[Stored data]

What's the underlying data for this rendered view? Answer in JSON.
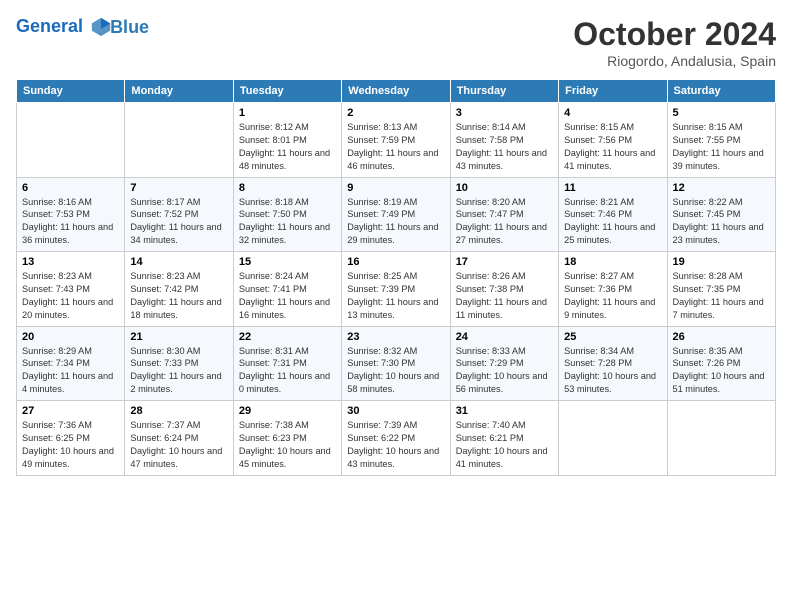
{
  "logo": {
    "line1": "General",
    "line2": "Blue"
  },
  "title": "October 2024",
  "subtitle": "Riogordo, Andalusia, Spain",
  "days_of_week": [
    "Sunday",
    "Monday",
    "Tuesday",
    "Wednesday",
    "Thursday",
    "Friday",
    "Saturday"
  ],
  "weeks": [
    [
      {
        "day": "",
        "sunrise": "",
        "sunset": "",
        "daylight": ""
      },
      {
        "day": "",
        "sunrise": "",
        "sunset": "",
        "daylight": ""
      },
      {
        "day": "1",
        "sunrise": "Sunrise: 8:12 AM",
        "sunset": "Sunset: 8:01 PM",
        "daylight": "Daylight: 11 hours and 48 minutes."
      },
      {
        "day": "2",
        "sunrise": "Sunrise: 8:13 AM",
        "sunset": "Sunset: 7:59 PM",
        "daylight": "Daylight: 11 hours and 46 minutes."
      },
      {
        "day": "3",
        "sunrise": "Sunrise: 8:14 AM",
        "sunset": "Sunset: 7:58 PM",
        "daylight": "Daylight: 11 hours and 43 minutes."
      },
      {
        "day": "4",
        "sunrise": "Sunrise: 8:15 AM",
        "sunset": "Sunset: 7:56 PM",
        "daylight": "Daylight: 11 hours and 41 minutes."
      },
      {
        "day": "5",
        "sunrise": "Sunrise: 8:15 AM",
        "sunset": "Sunset: 7:55 PM",
        "daylight": "Daylight: 11 hours and 39 minutes."
      }
    ],
    [
      {
        "day": "6",
        "sunrise": "Sunrise: 8:16 AM",
        "sunset": "Sunset: 7:53 PM",
        "daylight": "Daylight: 11 hours and 36 minutes."
      },
      {
        "day": "7",
        "sunrise": "Sunrise: 8:17 AM",
        "sunset": "Sunset: 7:52 PM",
        "daylight": "Daylight: 11 hours and 34 minutes."
      },
      {
        "day": "8",
        "sunrise": "Sunrise: 8:18 AM",
        "sunset": "Sunset: 7:50 PM",
        "daylight": "Daylight: 11 hours and 32 minutes."
      },
      {
        "day": "9",
        "sunrise": "Sunrise: 8:19 AM",
        "sunset": "Sunset: 7:49 PM",
        "daylight": "Daylight: 11 hours and 29 minutes."
      },
      {
        "day": "10",
        "sunrise": "Sunrise: 8:20 AM",
        "sunset": "Sunset: 7:47 PM",
        "daylight": "Daylight: 11 hours and 27 minutes."
      },
      {
        "day": "11",
        "sunrise": "Sunrise: 8:21 AM",
        "sunset": "Sunset: 7:46 PM",
        "daylight": "Daylight: 11 hours and 25 minutes."
      },
      {
        "day": "12",
        "sunrise": "Sunrise: 8:22 AM",
        "sunset": "Sunset: 7:45 PM",
        "daylight": "Daylight: 11 hours and 23 minutes."
      }
    ],
    [
      {
        "day": "13",
        "sunrise": "Sunrise: 8:23 AM",
        "sunset": "Sunset: 7:43 PM",
        "daylight": "Daylight: 11 hours and 20 minutes."
      },
      {
        "day": "14",
        "sunrise": "Sunrise: 8:23 AM",
        "sunset": "Sunset: 7:42 PM",
        "daylight": "Daylight: 11 hours and 18 minutes."
      },
      {
        "day": "15",
        "sunrise": "Sunrise: 8:24 AM",
        "sunset": "Sunset: 7:41 PM",
        "daylight": "Daylight: 11 hours and 16 minutes."
      },
      {
        "day": "16",
        "sunrise": "Sunrise: 8:25 AM",
        "sunset": "Sunset: 7:39 PM",
        "daylight": "Daylight: 11 hours and 13 minutes."
      },
      {
        "day": "17",
        "sunrise": "Sunrise: 8:26 AM",
        "sunset": "Sunset: 7:38 PM",
        "daylight": "Daylight: 11 hours and 11 minutes."
      },
      {
        "day": "18",
        "sunrise": "Sunrise: 8:27 AM",
        "sunset": "Sunset: 7:36 PM",
        "daylight": "Daylight: 11 hours and 9 minutes."
      },
      {
        "day": "19",
        "sunrise": "Sunrise: 8:28 AM",
        "sunset": "Sunset: 7:35 PM",
        "daylight": "Daylight: 11 hours and 7 minutes."
      }
    ],
    [
      {
        "day": "20",
        "sunrise": "Sunrise: 8:29 AM",
        "sunset": "Sunset: 7:34 PM",
        "daylight": "Daylight: 11 hours and 4 minutes."
      },
      {
        "day": "21",
        "sunrise": "Sunrise: 8:30 AM",
        "sunset": "Sunset: 7:33 PM",
        "daylight": "Daylight: 11 hours and 2 minutes."
      },
      {
        "day": "22",
        "sunrise": "Sunrise: 8:31 AM",
        "sunset": "Sunset: 7:31 PM",
        "daylight": "Daylight: 11 hours and 0 minutes."
      },
      {
        "day": "23",
        "sunrise": "Sunrise: 8:32 AM",
        "sunset": "Sunset: 7:30 PM",
        "daylight": "Daylight: 10 hours and 58 minutes."
      },
      {
        "day": "24",
        "sunrise": "Sunrise: 8:33 AM",
        "sunset": "Sunset: 7:29 PM",
        "daylight": "Daylight: 10 hours and 56 minutes."
      },
      {
        "day": "25",
        "sunrise": "Sunrise: 8:34 AM",
        "sunset": "Sunset: 7:28 PM",
        "daylight": "Daylight: 10 hours and 53 minutes."
      },
      {
        "day": "26",
        "sunrise": "Sunrise: 8:35 AM",
        "sunset": "Sunset: 7:26 PM",
        "daylight": "Daylight: 10 hours and 51 minutes."
      }
    ],
    [
      {
        "day": "27",
        "sunrise": "Sunrise: 7:36 AM",
        "sunset": "Sunset: 6:25 PM",
        "daylight": "Daylight: 10 hours and 49 minutes."
      },
      {
        "day": "28",
        "sunrise": "Sunrise: 7:37 AM",
        "sunset": "Sunset: 6:24 PM",
        "daylight": "Daylight: 10 hours and 47 minutes."
      },
      {
        "day": "29",
        "sunrise": "Sunrise: 7:38 AM",
        "sunset": "Sunset: 6:23 PM",
        "daylight": "Daylight: 10 hours and 45 minutes."
      },
      {
        "day": "30",
        "sunrise": "Sunrise: 7:39 AM",
        "sunset": "Sunset: 6:22 PM",
        "daylight": "Daylight: 10 hours and 43 minutes."
      },
      {
        "day": "31",
        "sunrise": "Sunrise: 7:40 AM",
        "sunset": "Sunset: 6:21 PM",
        "daylight": "Daylight: 10 hours and 41 minutes."
      },
      {
        "day": "",
        "sunrise": "",
        "sunset": "",
        "daylight": ""
      },
      {
        "day": "",
        "sunrise": "",
        "sunset": "",
        "daylight": ""
      }
    ]
  ]
}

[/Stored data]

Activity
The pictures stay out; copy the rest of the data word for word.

Exercise output
What's the underlying data for this rendered view? Answer in JSON.
{
  "logo": {
    "line1": "General",
    "line2": "Blue"
  },
  "title": "October 2024",
  "subtitle": "Riogordo, Andalusia, Spain",
  "days_of_week": [
    "Sunday",
    "Monday",
    "Tuesday",
    "Wednesday",
    "Thursday",
    "Friday",
    "Saturday"
  ],
  "weeks": [
    [
      {
        "day": "",
        "sunrise": "",
        "sunset": "",
        "daylight": ""
      },
      {
        "day": "",
        "sunrise": "",
        "sunset": "",
        "daylight": ""
      },
      {
        "day": "1",
        "sunrise": "Sunrise: 8:12 AM",
        "sunset": "Sunset: 8:01 PM",
        "daylight": "Daylight: 11 hours and 48 minutes."
      },
      {
        "day": "2",
        "sunrise": "Sunrise: 8:13 AM",
        "sunset": "Sunset: 7:59 PM",
        "daylight": "Daylight: 11 hours and 46 minutes."
      },
      {
        "day": "3",
        "sunrise": "Sunrise: 8:14 AM",
        "sunset": "Sunset: 7:58 PM",
        "daylight": "Daylight: 11 hours and 43 minutes."
      },
      {
        "day": "4",
        "sunrise": "Sunrise: 8:15 AM",
        "sunset": "Sunset: 7:56 PM",
        "daylight": "Daylight: 11 hours and 41 minutes."
      },
      {
        "day": "5",
        "sunrise": "Sunrise: 8:15 AM",
        "sunset": "Sunset: 7:55 PM",
        "daylight": "Daylight: 11 hours and 39 minutes."
      }
    ],
    [
      {
        "day": "6",
        "sunrise": "Sunrise: 8:16 AM",
        "sunset": "Sunset: 7:53 PM",
        "daylight": "Daylight: 11 hours and 36 minutes."
      },
      {
        "day": "7",
        "sunrise": "Sunrise: 8:17 AM",
        "sunset": "Sunset: 7:52 PM",
        "daylight": "Daylight: 11 hours and 34 minutes."
      },
      {
        "day": "8",
        "sunrise": "Sunrise: 8:18 AM",
        "sunset": "Sunset: 7:50 PM",
        "daylight": "Daylight: 11 hours and 32 minutes."
      },
      {
        "day": "9",
        "sunrise": "Sunrise: 8:19 AM",
        "sunset": "Sunset: 7:49 PM",
        "daylight": "Daylight: 11 hours and 29 minutes."
      },
      {
        "day": "10",
        "sunrise": "Sunrise: 8:20 AM",
        "sunset": "Sunset: 7:47 PM",
        "daylight": "Daylight: 11 hours and 27 minutes."
      },
      {
        "day": "11",
        "sunrise": "Sunrise: 8:21 AM",
        "sunset": "Sunset: 7:46 PM",
        "daylight": "Daylight: 11 hours and 25 minutes."
      },
      {
        "day": "12",
        "sunrise": "Sunrise: 8:22 AM",
        "sunset": "Sunset: 7:45 PM",
        "daylight": "Daylight: 11 hours and 23 minutes."
      }
    ],
    [
      {
        "day": "13",
        "sunrise": "Sunrise: 8:23 AM",
        "sunset": "Sunset: 7:43 PM",
        "daylight": "Daylight: 11 hours and 20 minutes."
      },
      {
        "day": "14",
        "sunrise": "Sunrise: 8:23 AM",
        "sunset": "Sunset: 7:42 PM",
        "daylight": "Daylight: 11 hours and 18 minutes."
      },
      {
        "day": "15",
        "sunrise": "Sunrise: 8:24 AM",
        "sunset": "Sunset: 7:41 PM",
        "daylight": "Daylight: 11 hours and 16 minutes."
      },
      {
        "day": "16",
        "sunrise": "Sunrise: 8:25 AM",
        "sunset": "Sunset: 7:39 PM",
        "daylight": "Daylight: 11 hours and 13 minutes."
      },
      {
        "day": "17",
        "sunrise": "Sunrise: 8:26 AM",
        "sunset": "Sunset: 7:38 PM",
        "daylight": "Daylight: 11 hours and 11 minutes."
      },
      {
        "day": "18",
        "sunrise": "Sunrise: 8:27 AM",
        "sunset": "Sunset: 7:36 PM",
        "daylight": "Daylight: 11 hours and 9 minutes."
      },
      {
        "day": "19",
        "sunrise": "Sunrise: 8:28 AM",
        "sunset": "Sunset: 7:35 PM",
        "daylight": "Daylight: 11 hours and 7 minutes."
      }
    ],
    [
      {
        "day": "20",
        "sunrise": "Sunrise: 8:29 AM",
        "sunset": "Sunset: 7:34 PM",
        "daylight": "Daylight: 11 hours and 4 minutes."
      },
      {
        "day": "21",
        "sunrise": "Sunrise: 8:30 AM",
        "sunset": "Sunset: 7:33 PM",
        "daylight": "Daylight: 11 hours and 2 minutes."
      },
      {
        "day": "22",
        "sunrise": "Sunrise: 8:31 AM",
        "sunset": "Sunset: 7:31 PM",
        "daylight": "Daylight: 11 hours and 0 minutes."
      },
      {
        "day": "23",
        "sunrise": "Sunrise: 8:32 AM",
        "sunset": "Sunset: 7:30 PM",
        "daylight": "Daylight: 10 hours and 58 minutes."
      },
      {
        "day": "24",
        "sunrise": "Sunrise: 8:33 AM",
        "sunset": "Sunset: 7:29 PM",
        "daylight": "Daylight: 10 hours and 56 minutes."
      },
      {
        "day": "25",
        "sunrise": "Sunrise: 8:34 AM",
        "sunset": "Sunset: 7:28 PM",
        "daylight": "Daylight: 10 hours and 53 minutes."
      },
      {
        "day": "26",
        "sunrise": "Sunrise: 8:35 AM",
        "sunset": "Sunset: 7:26 PM",
        "daylight": "Daylight: 10 hours and 51 minutes."
      }
    ],
    [
      {
        "day": "27",
        "sunrise": "Sunrise: 7:36 AM",
        "sunset": "Sunset: 6:25 PM",
        "daylight": "Daylight: 10 hours and 49 minutes."
      },
      {
        "day": "28",
        "sunrise": "Sunrise: 7:37 AM",
        "sunset": "Sunset: 6:24 PM",
        "daylight": "Daylight: 10 hours and 47 minutes."
      },
      {
        "day": "29",
        "sunrise": "Sunrise: 7:38 AM",
        "sunset": "Sunset: 6:23 PM",
        "daylight": "Daylight: 10 hours and 45 minutes."
      },
      {
        "day": "30",
        "sunrise": "Sunrise: 7:39 AM",
        "sunset": "Sunset: 6:22 PM",
        "daylight": "Daylight: 10 hours and 43 minutes."
      },
      {
        "day": "31",
        "sunrise": "Sunrise: 7:40 AM",
        "sunset": "Sunset: 6:21 PM",
        "daylight": "Daylight: 10 hours and 41 minutes."
      },
      {
        "day": "",
        "sunrise": "",
        "sunset": "",
        "daylight": ""
      },
      {
        "day": "",
        "sunrise": "",
        "sunset": "",
        "daylight": ""
      }
    ]
  ]
}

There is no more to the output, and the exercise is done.